But this mystery, Who was Laura Alvarez?, pales at the strangeness of Wink. A desert town with perfectly manicured lawns, out-of-date television programming, and 1950s mores. The women wear aprons, there’s a town hall basement filled with taxidermied deer heads, and a monument to a lightning strike that scarred the town. But Mona has been looking for a home, a place to start over, and she initially finds the place charming. The fact that no one remembers her mother, or at least everyone says they don’t, is the strangest thing she finds in her first few days in Wink. But Wink, with its impossible mirrors and bizarre tea cupboards, soon reveals that it is stranger than Mona could have imagined.

Mona’s a strong character, whose search for her mother drives the story. Bennett captures Mona’s griefs and various strengths, in a believable way. In fact, most of his female characters are well written. Gracie Zuela is a teenager who's more wrapped up in the strangeness of Wink than most. She combines resignation and yearning in the manner of many small-town teenagers, but the causes are different. Even characters we barely meet for a scene or two stand out. The stories of trapped housewife Margaret Baugh, or Megan Twohey, a little girl with a secret friend in the woods, capture a feeling of circumscribed lives and unspoken rules.

The book is science fiction, but has at least a splash of horror, unsurprising for a novel by a Shirley Jackson Award winner. Horror is a deeply subjective genre – second only to erotica – and I’m not particularly put out by tentacular grotesques or things that go chitter in the night. Or rabbits. Those who find their nightmares haunted by the chitinous or oozing, may find the horror more pronounced. But in any case, these things are pressed up against more suburban horrors: the desperate need to keep up appearances, a stifling marriage, parents who sacrifice their children for the protection of a powerful patron. It’s the combination of the two, the mundane and the Lovecraftian that give the book an unease that seems to radiate from the pages.

American Elsewhere isn’t just a walk through the shadow of the valley of the uncanny. There are action scenes where Barrett lovingly describes both the guns and the tactics. There is a scene near the middle of the book in which someone explains the history of Wink to Mona that is so wildly absurd, charming and surprising that it alone makes me want to read more of Bennett’s books. Some will find the conceit silly, but there’s humor in the book and Bennett’s willing to play with it when others would not.


The book is occasionally slow, mostly due to the fact that the reader and Mona are on different timelines of discovering what’s wrong with Wink. Waiting for her to catch up sometimes allows the reader to drop in on more characters, but sometimes it’s just waiting. The end was far more explosive and cinematic – though just as heartrending – than I expected from the beginning of the book, but the fates of several characters were left hanging. And not in an open way, more in a "we forgot about them" way. I also would have liked more of the story of Laura Alvarez. It’s hard enough to be a research scientist at her level, but to be female and Latina and wildly successful in the early 1980s suggests a story I’d like more of.
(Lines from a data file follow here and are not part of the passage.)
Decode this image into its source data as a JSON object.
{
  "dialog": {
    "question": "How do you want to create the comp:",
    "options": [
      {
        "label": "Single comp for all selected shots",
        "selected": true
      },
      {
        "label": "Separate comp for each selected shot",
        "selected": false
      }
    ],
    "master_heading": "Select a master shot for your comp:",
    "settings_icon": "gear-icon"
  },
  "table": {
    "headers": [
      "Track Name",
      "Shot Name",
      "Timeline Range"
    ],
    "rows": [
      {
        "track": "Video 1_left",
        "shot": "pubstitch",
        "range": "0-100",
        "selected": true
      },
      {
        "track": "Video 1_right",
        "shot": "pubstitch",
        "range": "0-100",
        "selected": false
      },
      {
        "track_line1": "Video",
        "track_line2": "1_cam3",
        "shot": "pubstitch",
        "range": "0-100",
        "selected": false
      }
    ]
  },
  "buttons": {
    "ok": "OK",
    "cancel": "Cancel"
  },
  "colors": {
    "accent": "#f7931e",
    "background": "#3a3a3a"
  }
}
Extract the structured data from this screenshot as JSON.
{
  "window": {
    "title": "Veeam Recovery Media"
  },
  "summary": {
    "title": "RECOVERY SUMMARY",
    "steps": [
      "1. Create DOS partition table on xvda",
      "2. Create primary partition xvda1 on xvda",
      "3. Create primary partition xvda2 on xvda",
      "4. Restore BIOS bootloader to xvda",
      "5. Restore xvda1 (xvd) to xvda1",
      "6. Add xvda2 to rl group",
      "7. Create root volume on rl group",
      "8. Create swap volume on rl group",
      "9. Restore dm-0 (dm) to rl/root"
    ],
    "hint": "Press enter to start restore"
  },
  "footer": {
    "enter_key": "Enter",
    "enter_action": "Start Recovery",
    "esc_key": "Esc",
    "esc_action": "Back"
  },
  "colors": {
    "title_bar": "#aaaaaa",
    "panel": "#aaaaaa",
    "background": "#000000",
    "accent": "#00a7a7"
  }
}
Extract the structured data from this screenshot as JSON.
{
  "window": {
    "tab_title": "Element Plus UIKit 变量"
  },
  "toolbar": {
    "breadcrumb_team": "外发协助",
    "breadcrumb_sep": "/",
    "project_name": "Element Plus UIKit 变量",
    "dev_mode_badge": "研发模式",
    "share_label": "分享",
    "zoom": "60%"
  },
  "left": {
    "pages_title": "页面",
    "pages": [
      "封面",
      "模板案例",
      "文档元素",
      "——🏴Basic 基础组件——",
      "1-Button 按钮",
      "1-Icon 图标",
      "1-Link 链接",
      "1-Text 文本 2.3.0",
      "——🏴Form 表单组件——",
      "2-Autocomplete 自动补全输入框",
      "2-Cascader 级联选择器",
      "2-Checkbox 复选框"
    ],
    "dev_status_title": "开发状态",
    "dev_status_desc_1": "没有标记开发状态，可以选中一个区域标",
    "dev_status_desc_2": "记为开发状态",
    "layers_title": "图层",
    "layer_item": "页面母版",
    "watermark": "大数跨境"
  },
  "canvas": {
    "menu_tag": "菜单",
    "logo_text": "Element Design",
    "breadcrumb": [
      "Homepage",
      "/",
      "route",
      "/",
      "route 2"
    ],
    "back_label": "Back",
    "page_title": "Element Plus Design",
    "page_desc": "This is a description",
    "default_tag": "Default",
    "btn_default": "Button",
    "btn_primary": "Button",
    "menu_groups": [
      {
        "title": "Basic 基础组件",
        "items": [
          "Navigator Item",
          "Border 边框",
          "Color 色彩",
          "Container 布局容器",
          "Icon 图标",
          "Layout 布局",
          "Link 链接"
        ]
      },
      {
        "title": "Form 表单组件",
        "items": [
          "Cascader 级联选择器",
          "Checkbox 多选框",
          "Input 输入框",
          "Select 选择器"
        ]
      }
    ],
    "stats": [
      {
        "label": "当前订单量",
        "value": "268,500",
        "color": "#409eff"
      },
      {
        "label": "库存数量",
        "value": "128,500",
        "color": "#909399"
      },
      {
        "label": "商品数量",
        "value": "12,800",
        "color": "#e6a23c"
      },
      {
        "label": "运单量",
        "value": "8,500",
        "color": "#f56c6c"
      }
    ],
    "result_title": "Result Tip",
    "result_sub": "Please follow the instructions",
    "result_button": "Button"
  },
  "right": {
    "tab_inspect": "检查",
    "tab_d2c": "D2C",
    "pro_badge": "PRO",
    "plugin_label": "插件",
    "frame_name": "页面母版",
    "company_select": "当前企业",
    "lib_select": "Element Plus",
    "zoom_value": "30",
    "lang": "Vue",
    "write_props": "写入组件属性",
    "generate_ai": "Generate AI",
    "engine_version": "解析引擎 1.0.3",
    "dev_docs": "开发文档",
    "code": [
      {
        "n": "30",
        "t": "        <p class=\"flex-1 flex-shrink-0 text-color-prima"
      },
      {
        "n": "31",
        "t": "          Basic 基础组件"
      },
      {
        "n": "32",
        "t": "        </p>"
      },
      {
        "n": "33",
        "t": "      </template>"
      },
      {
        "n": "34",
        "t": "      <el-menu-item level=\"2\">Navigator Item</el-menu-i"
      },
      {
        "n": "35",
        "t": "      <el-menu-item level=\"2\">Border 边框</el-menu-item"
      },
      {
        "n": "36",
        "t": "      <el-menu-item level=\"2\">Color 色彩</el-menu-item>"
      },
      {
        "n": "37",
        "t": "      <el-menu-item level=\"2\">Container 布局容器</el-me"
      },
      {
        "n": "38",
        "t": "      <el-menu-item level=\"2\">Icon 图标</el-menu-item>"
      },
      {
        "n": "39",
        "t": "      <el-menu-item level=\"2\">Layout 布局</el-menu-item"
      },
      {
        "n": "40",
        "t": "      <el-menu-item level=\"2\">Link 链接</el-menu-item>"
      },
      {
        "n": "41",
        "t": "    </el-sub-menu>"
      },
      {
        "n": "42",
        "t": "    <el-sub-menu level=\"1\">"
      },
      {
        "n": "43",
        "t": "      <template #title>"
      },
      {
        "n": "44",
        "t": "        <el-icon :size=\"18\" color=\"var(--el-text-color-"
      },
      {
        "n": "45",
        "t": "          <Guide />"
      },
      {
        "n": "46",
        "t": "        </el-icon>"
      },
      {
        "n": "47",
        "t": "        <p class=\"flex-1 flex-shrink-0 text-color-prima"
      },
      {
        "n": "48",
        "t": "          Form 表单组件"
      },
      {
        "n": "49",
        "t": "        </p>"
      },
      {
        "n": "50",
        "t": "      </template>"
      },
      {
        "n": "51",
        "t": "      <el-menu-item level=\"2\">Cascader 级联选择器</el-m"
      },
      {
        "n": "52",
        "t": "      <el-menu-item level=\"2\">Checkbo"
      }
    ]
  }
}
Overall, Bennett has created a strange world, populated with fascinating characters. The universality of feeling, of loss and love even when twisted through time or unfathomable minds, stands out more than the horror, though more readers will probably pick it up for the tentacles. Which are pretty good too.